Jeff Jin - Stemmie:  Craniotomy & Gamma Knife

"I had grown tired of taking the 'wait and see' approach."


My first brain bleed was back in 1991 when I was a teenager. It was not properly diagnosed then as the one doctor I saw thought that I had Lyme's disease. I had numbness on the left side of my face, a hearing loss in that ear, and nausea. My symptoms subsided after a few days and I didn't know what had happened until the following year. I suffered a massive brain bleed in 1992 while I was at college and my life was saved at the Hospital of the University of Pennsylvania. My symptoms included Bells Palsy, double vision, hearing loss, memory loss, headaches, inability to stand or walk, vertigo, and frequent vomiting. My first MRI and the diagnosis of a cavernous angioma were almost a relief as now I knew what was happening. I had to undergo aggressive inpatient and outpatient rehabilitation for nearly a year after three brain surgeries including a craniotomy and a VP shunt insertion. I returned to my parents' home in Vermont to recover physically, mentally, and emotionally.   Though it was the most difficult struggle of my life, I returned to college in the fall of 1993 and resumed my life as a college student.
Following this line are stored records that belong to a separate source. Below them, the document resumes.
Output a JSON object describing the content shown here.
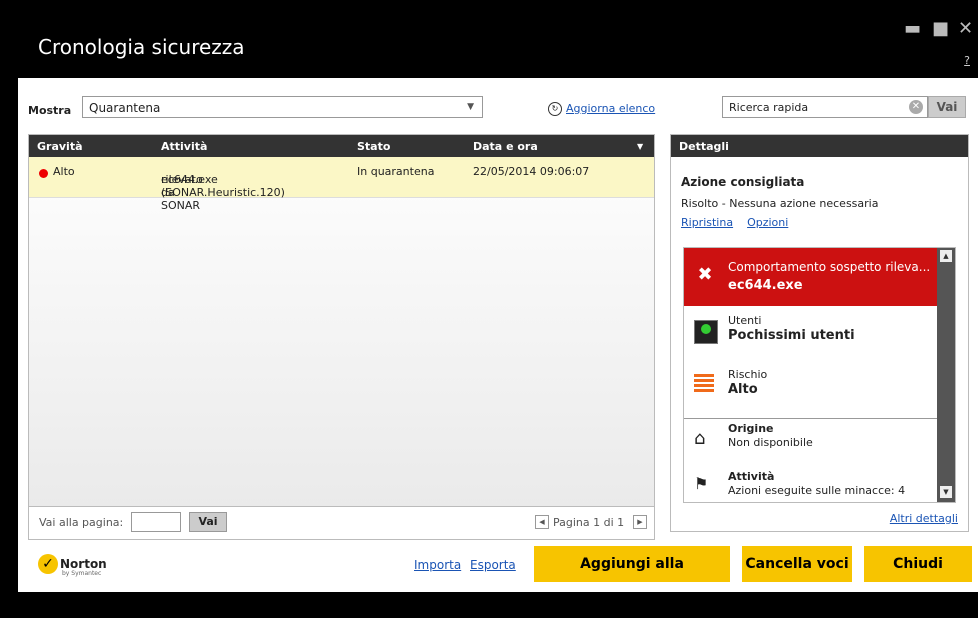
{
  "window": {
    "title": "Cronologia sicurezza",
    "help": "?"
  },
  "toolbar": {
    "show_label": "Mostra",
    "show_value": "Quarantena",
    "refresh_label": "Aggiorna elenco",
    "search_placeholder": "Ricerca rapida",
    "search_button": "Vai"
  },
  "table": {
    "columns": [
      "Gravità",
      "Attività",
      "Stato",
      "Data e ora"
    ],
    "rows": [
      {
        "severity": "Alto",
        "activity_line1": "ec644.exe (SONAR.Heuristic.120)",
        "activity_line2": "rilevato da SONAR",
        "status": "In quarantena",
        "datetime": "22/05/2014 09:06:07"
      }
    ]
  },
  "pager": {
    "goto_label": "Vai alla pagina:",
    "goto_button": "Vai",
    "page_text": "Pagina 1 di 1"
  },
  "details": {
    "header": "Dettagli",
    "recommended_title": "Azione consigliata",
    "recommended_text": "Risolto - Nessuna azione necessaria",
    "restore_link": "Ripristina",
    "options_link": "Opzioni",
    "threat_line1": "Comportamento sospetto rileva...",
    "threat_line2": "ec644.exe",
    "users_label": "Utenti",
    "users_value": "Pochissimi utenti",
    "risk_label": "Rischio",
    "risk_value": "Alto",
    "origin_label": "Origine",
    "origin_value": "Non disponibile",
    "activity_label": "Attività",
    "activity_value": "Azioni eseguite sulle minacce: 4",
    "more_link": "Altri dettagli"
  },
  "footer": {
    "brand": "Norton",
    "brand_sub": "by Symantec",
    "import_link": "Importa",
    "export_link": "Esporta",
    "quarantine_button": "Aggiungi alla quarantena",
    "clear_button": "Cancella voci",
    "close_button": "Chiudi"
  },
  "colors": {
    "accent": "#f7c400",
    "threat": "#cc1111",
    "header": "#333333",
    "row_highlight": "#fbf7c6"
  }
}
I had another bleed in 1995 but was thankful not to require another surgery at that time. Because my angioma was on my brainstem, conventional surgery twenty years ago could only be so aggressive; this lead to the angioma growing back. I bounced back fairly quickly and graduated from college in 1996 and then graduate school in 1998. In 2001 I suffered a new hemorrhage from my same old nemesis. Though physically Bells Palsy was (and to a certain degree still is)  the only symptom this time, emotionally this bleed hit me hard. My friends, family, and partner (now spouse) Frank gave me strength. Returning to work and looking at the struggles of my mental health clients, I put my own health concerns in perspective. By 2004 I had grown tired of taking the "wait and see" approach to my neurologic care and saw a different neurosurgeon who recommended stereotactic radiosurgery.  June 2014 marks 10 years since I had a gamma knife procedure and I have not endured a rebleed since 2001. I have some lingering issues with Bells Palsy and consequently have had numerous corneal injuries but I am grateful for where I am.

Perhaps I had been a self absorbed kid before my first hemorrhage, but my outlook on life - family - friends - experiences changed drastically. I became a social worker as I knew that I wanted to be able to help others in need. Despite the awful aspects of having a cavernous angioma, I can honestly say that my adult life has been shaped in so many beneficial ways from this journey. My hope is for everyone with an angioma to be able to find their inner strength too. We are a community to help each other help ourselves and educate everyone about our diagnosis in hopes of finding better treatment and ultimately a cure.